Filter the entries for the word "date". Copy each line in which it occurs.

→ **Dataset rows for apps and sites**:

- Opening Delimiter -

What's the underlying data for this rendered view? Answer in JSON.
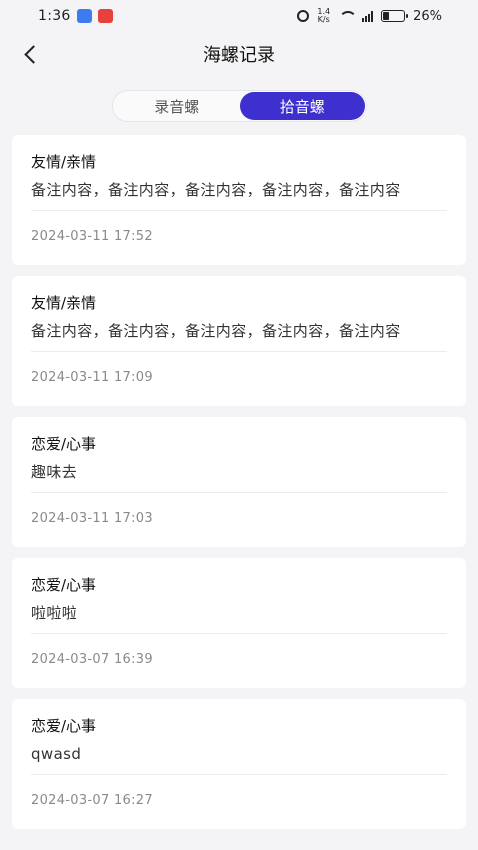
{
  "status_bar": {
    "time": "1:36",
    "speed_top": "1.4",
    "speed_bottom": "K/s",
    "signal_label": "46",
    "battery": "26%"
  },
  "header": {
    "title": "海螺记录"
  },
  "tabs": [
    {
      "label": "录音螺",
      "active": false
    },
    {
      "label": "拾音螺",
      "active": true
    }
  ],
  "records": [
    {
      "category": "友情/亲情",
      "note": "备注内容，备注内容，备注内容，备注内容，备注内容",
      "date": "2024-03-11 17:52"
    },
    {
      "category": "友情/亲情",
      "note": "备注内容，备注内容，备注内容，备注内容，备注内容",
      "date": "2024-03-11 17:09"
    },
    {
      "category": "恋爱/心事",
      "note": "趣味去",
      "date": "2024-03-11 17:03"
    },
    {
      "category": "恋爱/心事",
      "note": "啦啦啦",
      "date": "2024-03-07 16:39"
    },
    {
      "category": "恋爱/心事",
      "note": "qwasd",
      "date": "2024-03-07 16:27"
    }
  ],
  "colors": {
    "accent": "#3e2fcf",
    "background": "#f4f4f6"
  }
}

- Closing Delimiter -

→ **Response to this task**:
      "date": "2024-03-11 17:52"
      "date": "2024-03-11 17:09"
      "date": "2024-03-11 17:03"
      "date": "2024-03-07 16:39"
      "date": "2024-03-07 16:27"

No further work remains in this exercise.